• Task goal: Your answer is the lines from the one that has "Decode this image" through the last line of the records below, retyped exactly and alone.

• Data excerpts:
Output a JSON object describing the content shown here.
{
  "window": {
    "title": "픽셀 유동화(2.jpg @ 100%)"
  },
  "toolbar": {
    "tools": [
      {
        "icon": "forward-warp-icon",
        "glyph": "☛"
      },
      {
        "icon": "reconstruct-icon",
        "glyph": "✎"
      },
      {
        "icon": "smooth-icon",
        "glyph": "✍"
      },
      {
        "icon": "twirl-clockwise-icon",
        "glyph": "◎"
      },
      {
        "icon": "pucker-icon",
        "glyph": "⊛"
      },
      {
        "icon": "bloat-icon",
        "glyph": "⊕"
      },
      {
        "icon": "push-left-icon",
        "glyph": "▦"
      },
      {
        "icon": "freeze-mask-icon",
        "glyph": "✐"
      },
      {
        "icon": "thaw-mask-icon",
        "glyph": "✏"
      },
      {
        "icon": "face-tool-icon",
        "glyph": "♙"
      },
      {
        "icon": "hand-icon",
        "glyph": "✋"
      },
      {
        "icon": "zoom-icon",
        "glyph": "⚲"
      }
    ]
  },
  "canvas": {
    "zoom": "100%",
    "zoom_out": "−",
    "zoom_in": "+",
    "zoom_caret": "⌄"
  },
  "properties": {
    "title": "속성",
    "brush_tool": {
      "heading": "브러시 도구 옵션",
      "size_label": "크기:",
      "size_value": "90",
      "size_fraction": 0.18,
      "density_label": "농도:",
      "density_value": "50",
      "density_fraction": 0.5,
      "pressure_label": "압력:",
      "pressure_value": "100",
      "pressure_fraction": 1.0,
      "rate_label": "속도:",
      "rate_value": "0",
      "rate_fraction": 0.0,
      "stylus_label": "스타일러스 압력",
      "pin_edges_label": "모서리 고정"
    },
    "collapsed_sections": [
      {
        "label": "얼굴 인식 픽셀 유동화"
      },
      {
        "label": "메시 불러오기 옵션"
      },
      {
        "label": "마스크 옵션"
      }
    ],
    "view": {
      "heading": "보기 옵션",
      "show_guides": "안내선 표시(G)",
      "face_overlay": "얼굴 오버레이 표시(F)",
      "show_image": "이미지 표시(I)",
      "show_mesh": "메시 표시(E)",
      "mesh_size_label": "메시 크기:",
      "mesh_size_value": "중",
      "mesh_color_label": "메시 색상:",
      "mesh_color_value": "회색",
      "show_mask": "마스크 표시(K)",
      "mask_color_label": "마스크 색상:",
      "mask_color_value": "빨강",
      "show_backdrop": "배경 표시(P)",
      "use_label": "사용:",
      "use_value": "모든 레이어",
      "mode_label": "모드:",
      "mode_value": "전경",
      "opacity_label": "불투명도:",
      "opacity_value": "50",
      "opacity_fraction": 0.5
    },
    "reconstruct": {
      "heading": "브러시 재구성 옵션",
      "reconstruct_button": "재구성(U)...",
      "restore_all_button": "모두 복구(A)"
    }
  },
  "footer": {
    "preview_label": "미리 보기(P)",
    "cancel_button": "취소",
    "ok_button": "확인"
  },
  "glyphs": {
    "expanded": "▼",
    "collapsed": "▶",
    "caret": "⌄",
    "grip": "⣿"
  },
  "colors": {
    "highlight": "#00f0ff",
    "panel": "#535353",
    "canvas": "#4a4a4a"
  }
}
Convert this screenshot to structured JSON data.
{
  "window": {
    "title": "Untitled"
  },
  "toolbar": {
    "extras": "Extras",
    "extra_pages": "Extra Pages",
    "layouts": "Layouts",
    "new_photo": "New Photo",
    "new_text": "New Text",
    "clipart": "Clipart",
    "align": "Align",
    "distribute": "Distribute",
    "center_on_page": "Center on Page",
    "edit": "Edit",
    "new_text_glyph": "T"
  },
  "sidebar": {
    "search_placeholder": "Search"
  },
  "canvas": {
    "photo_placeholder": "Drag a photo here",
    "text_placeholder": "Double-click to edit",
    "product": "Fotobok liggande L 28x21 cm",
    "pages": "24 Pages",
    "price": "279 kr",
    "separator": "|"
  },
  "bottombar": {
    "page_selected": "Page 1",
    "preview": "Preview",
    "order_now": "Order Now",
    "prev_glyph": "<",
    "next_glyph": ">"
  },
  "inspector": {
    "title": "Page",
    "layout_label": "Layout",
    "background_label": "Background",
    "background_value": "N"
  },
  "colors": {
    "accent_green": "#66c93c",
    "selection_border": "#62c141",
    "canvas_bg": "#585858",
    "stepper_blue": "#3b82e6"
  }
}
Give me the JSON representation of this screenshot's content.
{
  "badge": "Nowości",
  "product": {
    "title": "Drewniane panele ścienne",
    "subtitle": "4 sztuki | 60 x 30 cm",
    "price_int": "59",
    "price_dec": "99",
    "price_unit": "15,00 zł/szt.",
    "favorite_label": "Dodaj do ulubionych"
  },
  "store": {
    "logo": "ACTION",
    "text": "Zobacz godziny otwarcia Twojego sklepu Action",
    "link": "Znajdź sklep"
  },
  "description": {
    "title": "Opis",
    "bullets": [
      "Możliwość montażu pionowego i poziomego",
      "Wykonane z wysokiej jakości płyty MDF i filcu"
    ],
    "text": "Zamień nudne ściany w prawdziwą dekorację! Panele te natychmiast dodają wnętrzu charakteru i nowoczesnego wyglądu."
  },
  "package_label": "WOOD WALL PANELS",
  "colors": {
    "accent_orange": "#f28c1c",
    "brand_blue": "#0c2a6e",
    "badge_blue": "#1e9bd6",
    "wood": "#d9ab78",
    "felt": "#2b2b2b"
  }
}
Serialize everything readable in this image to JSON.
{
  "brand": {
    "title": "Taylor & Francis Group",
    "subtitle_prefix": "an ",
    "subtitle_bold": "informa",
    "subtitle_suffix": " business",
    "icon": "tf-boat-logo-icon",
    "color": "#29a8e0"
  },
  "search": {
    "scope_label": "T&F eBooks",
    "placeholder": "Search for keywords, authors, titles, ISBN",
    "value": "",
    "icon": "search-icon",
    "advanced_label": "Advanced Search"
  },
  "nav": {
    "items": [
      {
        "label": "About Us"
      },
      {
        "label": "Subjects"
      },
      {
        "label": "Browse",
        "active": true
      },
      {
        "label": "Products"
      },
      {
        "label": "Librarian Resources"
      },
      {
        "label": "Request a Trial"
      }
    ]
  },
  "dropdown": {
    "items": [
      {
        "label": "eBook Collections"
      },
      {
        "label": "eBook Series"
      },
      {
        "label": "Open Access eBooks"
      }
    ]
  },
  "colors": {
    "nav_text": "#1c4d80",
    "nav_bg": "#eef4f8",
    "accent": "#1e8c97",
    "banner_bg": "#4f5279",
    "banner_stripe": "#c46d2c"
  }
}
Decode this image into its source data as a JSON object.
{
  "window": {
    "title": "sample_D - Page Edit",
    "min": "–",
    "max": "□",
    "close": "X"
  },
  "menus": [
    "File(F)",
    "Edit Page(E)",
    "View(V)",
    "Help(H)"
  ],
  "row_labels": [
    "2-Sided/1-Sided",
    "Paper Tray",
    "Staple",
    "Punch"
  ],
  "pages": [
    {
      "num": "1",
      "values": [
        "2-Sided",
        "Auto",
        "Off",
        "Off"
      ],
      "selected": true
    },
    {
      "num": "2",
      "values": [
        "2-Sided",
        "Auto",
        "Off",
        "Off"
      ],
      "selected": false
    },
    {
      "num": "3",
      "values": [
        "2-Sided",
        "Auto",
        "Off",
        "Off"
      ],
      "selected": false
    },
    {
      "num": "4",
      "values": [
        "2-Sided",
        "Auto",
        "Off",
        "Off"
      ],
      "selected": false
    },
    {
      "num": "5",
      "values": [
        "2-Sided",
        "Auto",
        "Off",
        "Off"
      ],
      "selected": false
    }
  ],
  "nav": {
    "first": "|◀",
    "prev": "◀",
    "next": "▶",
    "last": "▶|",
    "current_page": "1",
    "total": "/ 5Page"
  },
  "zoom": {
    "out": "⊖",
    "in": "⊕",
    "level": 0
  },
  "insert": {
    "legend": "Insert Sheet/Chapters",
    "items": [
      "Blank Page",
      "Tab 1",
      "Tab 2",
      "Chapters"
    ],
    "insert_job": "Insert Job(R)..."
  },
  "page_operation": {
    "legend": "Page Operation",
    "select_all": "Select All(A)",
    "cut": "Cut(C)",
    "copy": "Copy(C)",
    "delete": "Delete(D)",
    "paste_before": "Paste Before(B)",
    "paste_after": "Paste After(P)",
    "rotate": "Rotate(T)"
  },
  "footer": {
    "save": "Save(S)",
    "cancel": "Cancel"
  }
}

• Exercise response:
Decode this image into its source data as a JSON object.
{
  "window": {
    "title": "sample_D - Page Edit",
    "min": "–",
    "max": "□",
    "close": "X"
  },
  "menus": [
    "File(F)",
    "Edit Page(E)",
    "View(V)",
    "Help(H)"
  ],
  "row_labels": [
    "2-Sided/1-Sided",
    "Paper Tray",
    "Staple",
    "Punch"
  ],
  "pages": [
    {
      "num": "1",
      "values": [
        "2-Sided",
        "Auto",
        "Off",
        "Off"
      ],
      "selected": true
    },
    {
      "num": "2",
      "values": [
        "2-Sided",
        "Auto",
        "Off",
        "Off"
      ],
      "selected": false
    },
    {
      "num": "3",
      "values": [
        "2-Sided",
        "Auto",
        "Off",
        "Off"
      ],
      "selected": false
    },
    {
      "num": "4",
      "values": [
        "2-Sided",
        "Auto",
        "Off",
        "Off"
      ],
      "selected": false
    },
    {
      "num": "5",
      "values": [
        "2-Sided",
        "Auto",
        "Off",
        "Off"
      ],
      "selected": false
    }
  ],
  "nav": {
    "first": "|◀",
    "prev": "◀",
    "next": "▶",
    "last": "▶|",
    "current_page": "1",
    "total": "/ 5Page"
  },
  "zoom": {
    "out": "⊖",
    "in": "⊕",
    "level": 0
  },
  "insert": {
    "legend": "Insert Sheet/Chapters",
    "items": [
      "Blank Page",
      "Tab 1",
      "Tab 2",
      "Chapters"
    ],
    "insert_job": "Insert Job(R)..."
  },
  "page_operation": {
    "legend": "Page Operation",
    "select_all": "Select All(A)",
    "cut": "Cut(C)",
    "copy": "Copy(C)",
    "delete": "Delete(D)",
    "paste_before": "Paste Before(B)",
    "paste_after": "Paste After(P)",
    "rotate": "Rotate(T)"
  },
  "footer": {
    "save": "Save(S)",
    "cancel": "Cancel"
  }
}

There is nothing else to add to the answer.